Lately I’ve been reading The Economist, one of the world’s premier magazines. I don’t particularly like it, but it seems to be the magazine of choice for policy wonks, so I knew I needed to become acquainted with it. I appreciate their obscure articles on far-flung places around the globe. However, I think they shamelessly editorialize and hide behind cute monikers such as "Lexington" (American affairs), "Charlemagne" (European affairs), and "Bagehot" (British affairs). Apparently the writers and editors want the full weight of The Economist’s reputation behind its editorializing rather than letting one writer put their own name on the line when they skewer someone like new British Prime Minister Gordon Brown. The Economist has strong opinions, and it lets its readers know it.
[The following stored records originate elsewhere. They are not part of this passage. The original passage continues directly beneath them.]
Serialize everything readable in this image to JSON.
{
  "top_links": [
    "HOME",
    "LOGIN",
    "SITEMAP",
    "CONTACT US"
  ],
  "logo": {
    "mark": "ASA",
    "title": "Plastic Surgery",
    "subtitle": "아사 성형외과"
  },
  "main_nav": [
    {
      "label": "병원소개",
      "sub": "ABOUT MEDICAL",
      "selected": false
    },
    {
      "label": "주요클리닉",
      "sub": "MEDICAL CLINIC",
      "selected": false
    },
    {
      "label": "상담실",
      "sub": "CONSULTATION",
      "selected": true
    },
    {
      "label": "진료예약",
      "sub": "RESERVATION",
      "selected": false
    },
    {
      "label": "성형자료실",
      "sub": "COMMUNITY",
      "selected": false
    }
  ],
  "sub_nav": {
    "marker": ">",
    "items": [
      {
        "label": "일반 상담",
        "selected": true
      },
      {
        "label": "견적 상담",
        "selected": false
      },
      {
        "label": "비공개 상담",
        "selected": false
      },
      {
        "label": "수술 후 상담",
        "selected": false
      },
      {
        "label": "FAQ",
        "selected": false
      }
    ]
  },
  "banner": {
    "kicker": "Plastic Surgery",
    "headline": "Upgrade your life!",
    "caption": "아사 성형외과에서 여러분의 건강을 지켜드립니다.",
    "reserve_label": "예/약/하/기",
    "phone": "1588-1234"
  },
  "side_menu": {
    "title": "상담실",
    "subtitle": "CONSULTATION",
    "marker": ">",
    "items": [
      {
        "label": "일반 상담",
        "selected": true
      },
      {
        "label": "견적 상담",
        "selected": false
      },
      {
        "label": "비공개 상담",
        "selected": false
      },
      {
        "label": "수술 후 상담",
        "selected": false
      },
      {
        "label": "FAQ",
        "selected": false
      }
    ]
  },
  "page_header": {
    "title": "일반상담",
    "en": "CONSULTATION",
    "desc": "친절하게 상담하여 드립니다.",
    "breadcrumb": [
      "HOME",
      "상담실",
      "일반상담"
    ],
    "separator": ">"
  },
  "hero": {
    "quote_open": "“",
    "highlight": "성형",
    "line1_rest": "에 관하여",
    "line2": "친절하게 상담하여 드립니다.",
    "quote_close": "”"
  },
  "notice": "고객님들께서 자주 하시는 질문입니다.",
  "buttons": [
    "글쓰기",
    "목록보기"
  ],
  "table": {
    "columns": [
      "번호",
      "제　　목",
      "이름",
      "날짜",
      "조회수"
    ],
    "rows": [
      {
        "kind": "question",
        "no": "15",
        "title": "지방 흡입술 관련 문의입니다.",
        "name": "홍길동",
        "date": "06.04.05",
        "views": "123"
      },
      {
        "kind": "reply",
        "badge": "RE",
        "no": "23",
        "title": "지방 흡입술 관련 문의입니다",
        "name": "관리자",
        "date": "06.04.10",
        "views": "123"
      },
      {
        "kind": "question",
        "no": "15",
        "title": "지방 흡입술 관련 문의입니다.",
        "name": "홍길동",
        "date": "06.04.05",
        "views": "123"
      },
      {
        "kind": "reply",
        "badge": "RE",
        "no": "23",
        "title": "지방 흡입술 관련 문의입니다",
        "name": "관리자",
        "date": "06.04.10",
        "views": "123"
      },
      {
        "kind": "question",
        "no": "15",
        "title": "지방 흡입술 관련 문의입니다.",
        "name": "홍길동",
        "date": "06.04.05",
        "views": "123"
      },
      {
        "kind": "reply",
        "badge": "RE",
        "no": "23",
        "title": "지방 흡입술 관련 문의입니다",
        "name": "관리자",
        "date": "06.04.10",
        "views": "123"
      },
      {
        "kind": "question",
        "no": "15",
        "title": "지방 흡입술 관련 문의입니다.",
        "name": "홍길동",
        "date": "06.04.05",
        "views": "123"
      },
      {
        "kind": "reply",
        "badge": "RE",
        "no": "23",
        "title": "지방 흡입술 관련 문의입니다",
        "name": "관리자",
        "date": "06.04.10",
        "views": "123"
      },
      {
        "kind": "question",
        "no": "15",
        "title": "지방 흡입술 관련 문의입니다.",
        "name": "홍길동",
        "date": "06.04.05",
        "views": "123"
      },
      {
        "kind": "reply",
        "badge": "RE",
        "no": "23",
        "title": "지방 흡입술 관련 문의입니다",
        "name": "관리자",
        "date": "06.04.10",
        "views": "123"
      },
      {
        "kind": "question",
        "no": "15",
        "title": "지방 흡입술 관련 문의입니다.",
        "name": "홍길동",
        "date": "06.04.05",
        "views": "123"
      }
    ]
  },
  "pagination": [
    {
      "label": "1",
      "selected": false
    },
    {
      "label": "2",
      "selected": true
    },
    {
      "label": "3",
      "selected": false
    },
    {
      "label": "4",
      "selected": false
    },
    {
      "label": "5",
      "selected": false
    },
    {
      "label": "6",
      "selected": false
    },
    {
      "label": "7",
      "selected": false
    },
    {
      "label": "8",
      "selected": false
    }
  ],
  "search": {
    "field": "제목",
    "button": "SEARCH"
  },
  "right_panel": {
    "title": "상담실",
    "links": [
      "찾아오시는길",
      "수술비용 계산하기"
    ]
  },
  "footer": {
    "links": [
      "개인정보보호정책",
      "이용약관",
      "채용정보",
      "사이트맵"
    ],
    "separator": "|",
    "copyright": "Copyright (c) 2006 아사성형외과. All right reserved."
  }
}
One standard belief of the magazine is that the democratic process trumps democratic institutions. That is, if a dictator is legitimately elected and then proceeds to rig up the political system to suit his own purposes, that is more palatable than prohibiting said autocrat from running for office and subduing democratic institutions. Preserving democracy in and of itself is more important than upholding democratic institutions. Do you agree with this contention? Is it preferable that democratically-elected Venezuelan President be allowed to asset control over Venezuelan public institutions, including the legislative and judicial branches, and the bureaucracy, strategic industries, and the press? Or is it preferable that the Thai military leadership stepped in to forcibly remove the previous, duly-elected prime minister under the pretense, true or otherwise, of preserving democracy? While neither is desirable, which would you prefer? The Economist would choose the former. I’m not sure I buy it.